### WHAT IS NEEDED
Every line of the data below that holds the string "links" needs to be reported.

(Stored items from a collection)
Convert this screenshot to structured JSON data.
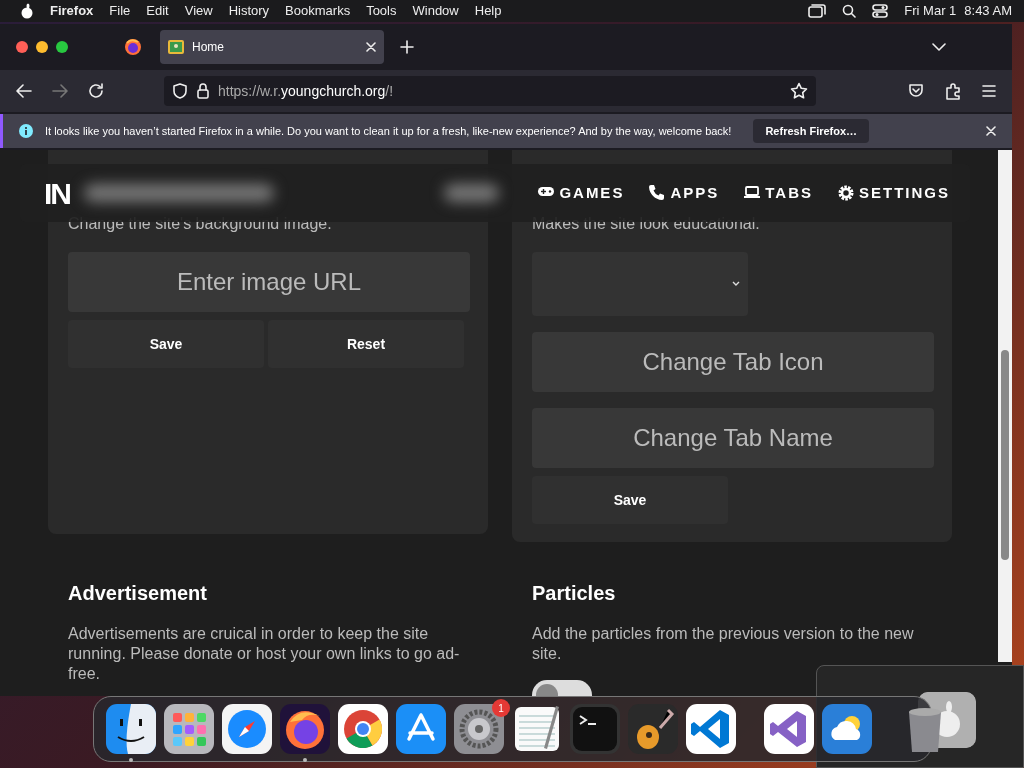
{
  "menubar": {
    "app": "Firefox",
    "items": [
      "File",
      "Edit",
      "View",
      "History",
      "Bookmarks",
      "Tools",
      "Window",
      "Help"
    ],
    "date": "Fri Mar 1",
    "time": "8:43 AM"
  },
  "tabs": [
    {
      "title": "Home",
      "selected": true
    }
  ],
  "address": {
    "prefix": "https://w.r.",
    "domain": "youngchurch.org",
    "suffix": "/!"
  },
  "notification": {
    "text": "It looks like you haven’t started Firefox in a while. Do you want to clean it up for a fresh, like-new experience? And by the way, welcome back!",
    "button": "Refresh Firefox…"
  },
  "site_nav": {
    "logo": "IN",
    "links": [
      {
        "kind": "games",
        "label": "GAMES"
      },
      {
        "kind": "apps",
        "label": "APPS"
      },
      {
        "kind": "tabs",
        "label": "TABS"
      },
      {
        "kind": "settings",
        "label": "SETTINGS"
      }
    ]
  },
  "cards": [
    {
      "description": "Change the site's background image.",
      "fields": [
        {
          "kind": "input",
          "placeholder": "Enter image URL"
        }
      ],
      "buttons": [
        "Save",
        "Reset"
      ]
    },
    {
      "description": "Makes the site look educational.",
      "fields": [
        {
          "kind": "select"
        },
        {
          "kind": "input",
          "placeholder": "Change Tab Icon"
        },
        {
          "kind": "input",
          "placeholder": "Change Tab Name"
        }
      ],
      "buttons": [
        "Save"
      ]
    }
  ],
  "sections": [
    {
      "title": "Advertisement",
      "text": "Advertisements are cruical in order to keep the site running. Please donate or host your own links to go ad-free."
    },
    {
      "title": "Particles",
      "text": "Add the particles from the previous version to the new site.",
      "toggle": {
        "on": false
      }
    }
  ],
  "dock": [
    {
      "kind": "finder",
      "running": true
    },
    {
      "kind": "launchpad",
      "running": false
    },
    {
      "kind": "safari",
      "running": false
    },
    {
      "kind": "firefox",
      "running": true
    },
    {
      "kind": "chrome",
      "running": false
    },
    {
      "kind": "appstore",
      "running": false
    },
    {
      "kind": "settings",
      "running": false,
      "badge": "1"
    },
    {
      "kind": "textedit",
      "running": false
    },
    {
      "kind": "terminal",
      "running": false
    },
    {
      "kind": "garageband",
      "running": false
    },
    {
      "kind": "vscode",
      "running": false
    },
    {
      "kind": "divider"
    },
    {
      "kind": "vstudio",
      "running": false
    },
    {
      "kind": "weather",
      "running": false
    },
    {
      "kind": "divider"
    },
    {
      "kind": "trash",
      "running": false
    }
  ]
}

### SOLUTION
    "links": [
      "text": "Advertisements are cruical in order to keep the site running. Please donate or host your own links to go ad-free."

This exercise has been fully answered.